Despite doubts surrounding his ability to outperform his London and Beijing records, Mr. Phelps finished strong in his fifth Olympic Games with five gold medals and one silver, bringing him to a total medal count of 28.
Steve Fund, chief marketing officer at Intel, said the company approached Mr. Phelps after Rio. Mr. Fund said he felt working with Mr. Phelps was timely and relevant to its campaign. Intel declined to disclose how much it is paying Mr. Phelps.
“The Intel brand is around power, performance and speed and sports is a very simple analogy to bring to life those attributes,” Mr. Fund said.

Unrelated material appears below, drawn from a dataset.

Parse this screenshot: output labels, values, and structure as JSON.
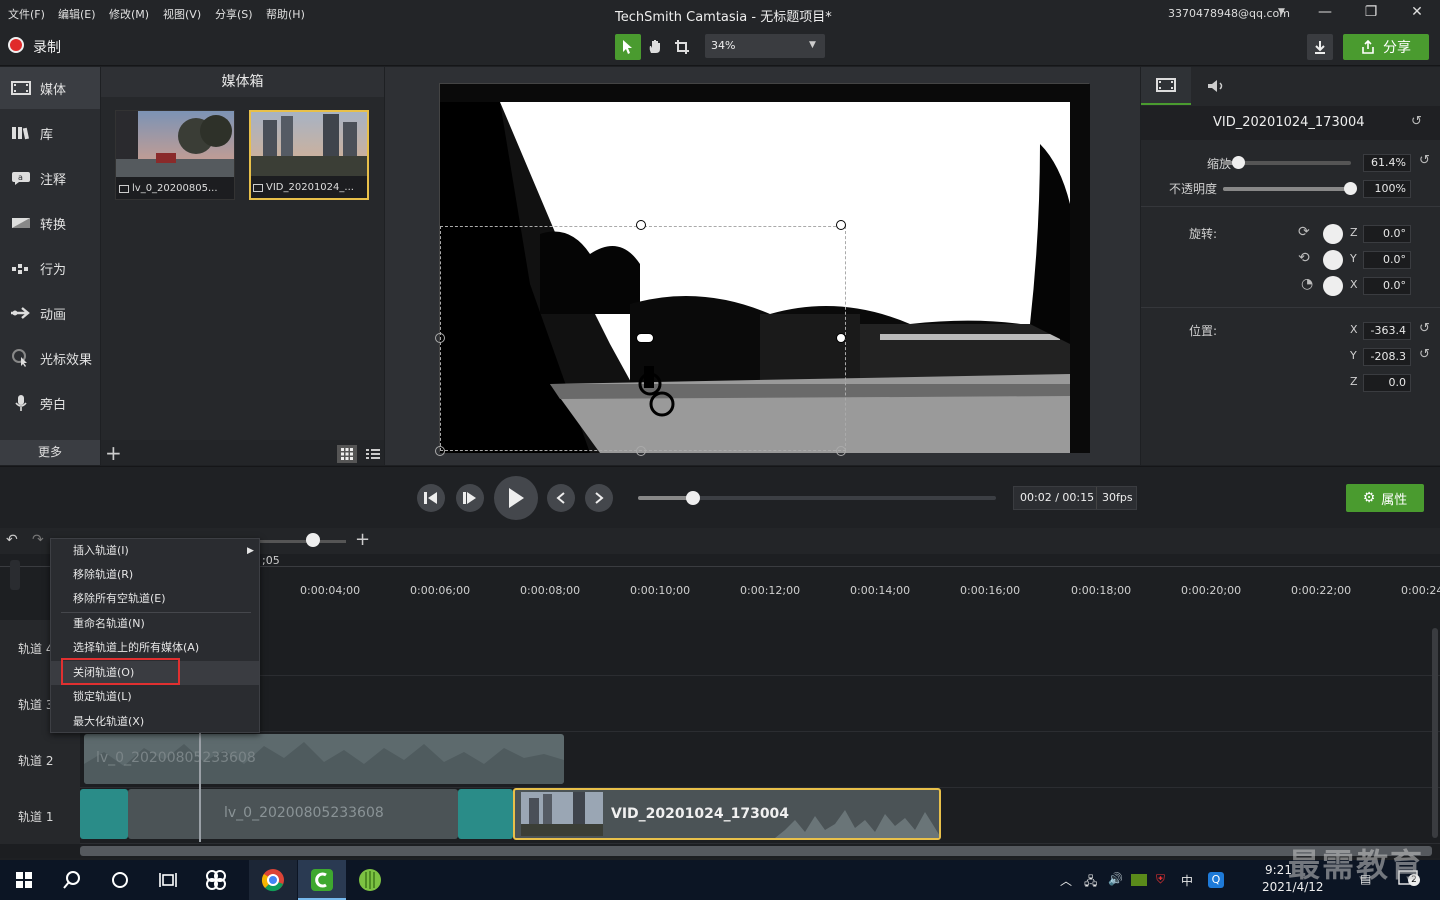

Mr. Fund would not comment specifically on Mr. Phelps’ past missteps but said the company did its “homework” and felt “very comfortable partnering with Michael.”

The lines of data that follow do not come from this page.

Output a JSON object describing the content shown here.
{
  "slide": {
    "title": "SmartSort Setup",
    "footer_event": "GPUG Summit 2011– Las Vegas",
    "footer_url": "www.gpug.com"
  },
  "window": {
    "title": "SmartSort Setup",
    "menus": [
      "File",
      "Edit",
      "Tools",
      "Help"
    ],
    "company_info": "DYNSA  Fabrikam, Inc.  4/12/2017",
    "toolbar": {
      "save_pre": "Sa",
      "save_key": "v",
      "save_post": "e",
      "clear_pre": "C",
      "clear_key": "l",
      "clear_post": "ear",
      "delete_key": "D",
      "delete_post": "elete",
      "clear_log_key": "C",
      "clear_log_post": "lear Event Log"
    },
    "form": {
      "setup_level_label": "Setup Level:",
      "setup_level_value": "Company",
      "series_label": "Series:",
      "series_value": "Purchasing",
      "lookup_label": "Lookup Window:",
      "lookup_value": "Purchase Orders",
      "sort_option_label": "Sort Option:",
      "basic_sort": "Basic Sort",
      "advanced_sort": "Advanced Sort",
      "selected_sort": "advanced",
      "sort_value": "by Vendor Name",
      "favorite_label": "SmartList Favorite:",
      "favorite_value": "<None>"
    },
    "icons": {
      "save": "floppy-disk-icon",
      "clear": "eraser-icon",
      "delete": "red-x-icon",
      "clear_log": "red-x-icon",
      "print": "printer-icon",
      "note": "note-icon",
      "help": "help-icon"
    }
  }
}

According to data from the Marketing Arm, a unit of Omnicom Group that ranks perceptions of athletes based on online polls, Mr. Phelps jumped more than 1000 spots in his endorsement attractiveness ranking following Rio.
Before Rio, Mr. Phelps ranked 1,914 out of 4,000 celebrities, and he moved up to 99th place after the games.
Matt Fleming, director of celebrity acquisition at the Marketing Arm, said the Olympics’ four-year cycle makes it challenging for athletes to stay relevant, but that’s unlikely to happen to Phelps.
“He further established himself as one of the greatest Olympians,” Mr. Fleming said. “How consumers view him now will give brands more confidence.”
Bryce Townsend, head of business solutions at ESP Properties, a WPP company that advises sports and entertainment organizations, said Mr. Phelps can connect with youth and family audiences.
“Swimming is how he became famous. He was a champion. He had resiliency, and those are attributes you can apply to any facet of life,” Mr. Townsend said.
Wall Street Journal